Speaking of Percy Jackson, we see him again in the first chapter as he teaches Magnus some tricks while at sea. Aside from the story, we get to see Percy and Annabeth as regular teenagers going to college, and Magnus realizes that if he doesn’t stop Ragnarok, they won’t get the happy ending they deserve, which is a huge eye opener when we had always seen Percy and Annabeth  being the ones shouldering the burden.

Additionally, we have the regular humor, such as with chapter titles like “I inherit a dead wolf and some underwear” and of course situational humor from Magnus himself. Additionally, each of the characters get their own backstory, development, and ending fit for them. We learn how Mallory and TJ die, each of them receiving their own development, and even a hope for the future- such as even though Mallory and Halfborn may break up once every decade, they still love each other.

Each character also teaches a lesson that is not only reflecting of Norse mythology, but also is different and unique compared to regular heroic events (a symbol that I see as part of Riordan’s growth as an author)- Hearthstone teaches us that anger is not always the way to win, Mallory shows that heroes are not always good, Magnus wins with a battle of wits rather than brawn. Additionally, there are some events that although hilarious and frustrating, symbolize the true nature of the gods, and Riordan was clever enough to depict it. Most importantly, there is a relationship that is revolutionary just as Nico and Will’s was, but I feel more in great development and satisfying.

However, I do have to wonder about Magnus’s newfound power, as I don’t believed it was ever explained, but there is hope for the future. I have never read the Apollo Trials, as I’ve been putting it to the side as I never really liked Apollo (who did?) but there are many sinister hints of the future of that series, and it may come that Magnus and the others may appear in that series, although we have never seen the Kane siblings in a very long time.

Overall, I really enjoyed every moment and cannot wait for the future of the series!

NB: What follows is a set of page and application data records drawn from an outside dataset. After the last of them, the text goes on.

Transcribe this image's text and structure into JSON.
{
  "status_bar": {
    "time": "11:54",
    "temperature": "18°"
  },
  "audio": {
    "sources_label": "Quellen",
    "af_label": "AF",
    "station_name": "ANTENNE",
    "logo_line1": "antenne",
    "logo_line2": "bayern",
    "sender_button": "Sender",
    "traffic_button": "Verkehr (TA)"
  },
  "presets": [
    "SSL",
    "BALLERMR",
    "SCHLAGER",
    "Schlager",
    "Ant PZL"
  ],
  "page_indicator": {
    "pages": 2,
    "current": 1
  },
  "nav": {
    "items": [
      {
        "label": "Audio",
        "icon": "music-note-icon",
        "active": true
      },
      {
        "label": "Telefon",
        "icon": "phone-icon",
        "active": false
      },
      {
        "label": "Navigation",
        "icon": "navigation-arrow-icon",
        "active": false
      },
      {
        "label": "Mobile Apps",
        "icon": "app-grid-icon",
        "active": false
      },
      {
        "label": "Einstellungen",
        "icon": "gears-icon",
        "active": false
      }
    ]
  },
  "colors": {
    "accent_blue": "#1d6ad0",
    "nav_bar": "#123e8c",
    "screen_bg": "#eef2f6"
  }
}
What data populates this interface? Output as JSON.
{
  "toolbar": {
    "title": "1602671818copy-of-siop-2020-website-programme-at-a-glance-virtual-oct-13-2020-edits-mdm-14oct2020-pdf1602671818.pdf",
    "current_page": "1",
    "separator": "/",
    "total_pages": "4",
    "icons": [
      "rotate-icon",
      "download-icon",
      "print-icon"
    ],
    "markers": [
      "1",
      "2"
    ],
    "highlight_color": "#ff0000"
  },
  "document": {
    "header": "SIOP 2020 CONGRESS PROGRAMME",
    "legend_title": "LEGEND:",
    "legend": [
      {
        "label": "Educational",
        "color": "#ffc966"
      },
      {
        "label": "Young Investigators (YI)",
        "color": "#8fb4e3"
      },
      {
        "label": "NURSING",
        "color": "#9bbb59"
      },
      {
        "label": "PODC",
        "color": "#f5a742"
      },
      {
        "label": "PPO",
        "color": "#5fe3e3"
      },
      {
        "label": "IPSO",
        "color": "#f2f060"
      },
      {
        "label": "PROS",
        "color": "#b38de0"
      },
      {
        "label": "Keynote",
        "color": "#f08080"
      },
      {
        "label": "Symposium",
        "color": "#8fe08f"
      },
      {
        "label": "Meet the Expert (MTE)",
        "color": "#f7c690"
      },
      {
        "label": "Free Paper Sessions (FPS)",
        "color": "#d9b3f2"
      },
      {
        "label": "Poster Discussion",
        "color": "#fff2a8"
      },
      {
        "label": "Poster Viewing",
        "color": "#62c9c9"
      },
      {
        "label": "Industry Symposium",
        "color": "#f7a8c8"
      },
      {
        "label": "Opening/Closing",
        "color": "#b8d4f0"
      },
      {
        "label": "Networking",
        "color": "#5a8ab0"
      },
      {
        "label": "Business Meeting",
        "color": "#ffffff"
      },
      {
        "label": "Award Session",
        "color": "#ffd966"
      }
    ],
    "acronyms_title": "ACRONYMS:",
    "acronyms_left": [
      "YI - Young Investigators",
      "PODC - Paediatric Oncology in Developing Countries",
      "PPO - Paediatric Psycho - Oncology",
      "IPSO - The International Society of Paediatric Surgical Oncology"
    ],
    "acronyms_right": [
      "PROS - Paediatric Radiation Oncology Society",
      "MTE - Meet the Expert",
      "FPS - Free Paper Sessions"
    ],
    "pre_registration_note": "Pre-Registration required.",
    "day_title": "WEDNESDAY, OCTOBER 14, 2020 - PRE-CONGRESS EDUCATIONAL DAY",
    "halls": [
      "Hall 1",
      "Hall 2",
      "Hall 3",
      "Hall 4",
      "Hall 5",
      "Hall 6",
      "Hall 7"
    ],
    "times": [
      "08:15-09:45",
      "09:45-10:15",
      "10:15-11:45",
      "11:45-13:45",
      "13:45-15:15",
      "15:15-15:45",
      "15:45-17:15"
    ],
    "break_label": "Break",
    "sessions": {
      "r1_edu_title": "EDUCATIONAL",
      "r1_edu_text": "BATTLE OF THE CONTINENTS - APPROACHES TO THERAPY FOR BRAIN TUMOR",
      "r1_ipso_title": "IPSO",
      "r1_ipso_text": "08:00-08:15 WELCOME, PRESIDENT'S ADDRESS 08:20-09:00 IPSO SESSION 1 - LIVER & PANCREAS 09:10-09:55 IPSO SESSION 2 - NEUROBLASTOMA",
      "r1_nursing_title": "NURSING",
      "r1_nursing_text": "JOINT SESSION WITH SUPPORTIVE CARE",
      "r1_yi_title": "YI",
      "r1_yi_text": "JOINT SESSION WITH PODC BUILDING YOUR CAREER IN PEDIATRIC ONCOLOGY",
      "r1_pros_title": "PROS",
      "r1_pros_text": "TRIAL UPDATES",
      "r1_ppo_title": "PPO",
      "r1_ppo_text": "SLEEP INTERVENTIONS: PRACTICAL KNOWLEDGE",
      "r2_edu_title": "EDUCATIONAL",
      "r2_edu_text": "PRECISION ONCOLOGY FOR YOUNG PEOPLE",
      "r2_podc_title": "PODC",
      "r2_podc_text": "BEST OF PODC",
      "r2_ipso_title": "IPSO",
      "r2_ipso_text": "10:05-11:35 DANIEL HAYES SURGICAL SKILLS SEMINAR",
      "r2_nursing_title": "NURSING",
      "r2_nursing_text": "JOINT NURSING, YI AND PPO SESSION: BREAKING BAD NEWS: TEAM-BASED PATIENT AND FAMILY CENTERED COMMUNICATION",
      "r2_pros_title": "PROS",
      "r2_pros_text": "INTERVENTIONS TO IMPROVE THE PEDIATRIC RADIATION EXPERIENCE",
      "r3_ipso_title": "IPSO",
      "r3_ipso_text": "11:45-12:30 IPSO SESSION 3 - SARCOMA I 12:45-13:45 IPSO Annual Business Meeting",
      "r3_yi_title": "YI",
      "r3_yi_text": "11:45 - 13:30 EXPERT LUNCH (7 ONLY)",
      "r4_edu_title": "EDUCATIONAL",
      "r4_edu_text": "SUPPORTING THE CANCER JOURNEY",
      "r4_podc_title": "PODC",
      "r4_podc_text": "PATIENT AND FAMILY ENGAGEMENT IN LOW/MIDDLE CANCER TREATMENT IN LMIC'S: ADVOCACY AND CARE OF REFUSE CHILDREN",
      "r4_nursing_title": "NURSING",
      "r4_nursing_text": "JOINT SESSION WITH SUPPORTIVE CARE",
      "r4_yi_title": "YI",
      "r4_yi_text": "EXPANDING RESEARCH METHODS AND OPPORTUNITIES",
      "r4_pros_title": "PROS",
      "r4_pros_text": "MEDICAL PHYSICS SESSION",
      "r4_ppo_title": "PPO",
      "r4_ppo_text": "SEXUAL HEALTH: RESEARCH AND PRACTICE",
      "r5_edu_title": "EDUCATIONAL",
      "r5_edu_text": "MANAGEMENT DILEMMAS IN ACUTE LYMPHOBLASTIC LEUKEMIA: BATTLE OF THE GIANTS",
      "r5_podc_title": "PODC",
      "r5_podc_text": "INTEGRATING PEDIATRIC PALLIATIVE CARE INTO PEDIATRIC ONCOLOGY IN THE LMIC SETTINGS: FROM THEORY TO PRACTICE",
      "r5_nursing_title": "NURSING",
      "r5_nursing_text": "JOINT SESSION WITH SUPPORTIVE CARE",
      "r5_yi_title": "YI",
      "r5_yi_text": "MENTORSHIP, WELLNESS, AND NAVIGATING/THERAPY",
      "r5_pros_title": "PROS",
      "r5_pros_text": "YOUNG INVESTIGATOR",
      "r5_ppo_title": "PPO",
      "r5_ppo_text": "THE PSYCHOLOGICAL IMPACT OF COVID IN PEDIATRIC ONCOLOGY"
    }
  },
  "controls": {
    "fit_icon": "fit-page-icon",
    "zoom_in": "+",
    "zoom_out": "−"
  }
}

-Megan V., 12th Grade

Magnus Chase and the Ship of the Dead is available for checkout at the Mission Viejo Library. It can also be downloaded for free from Overdrive and Hoopla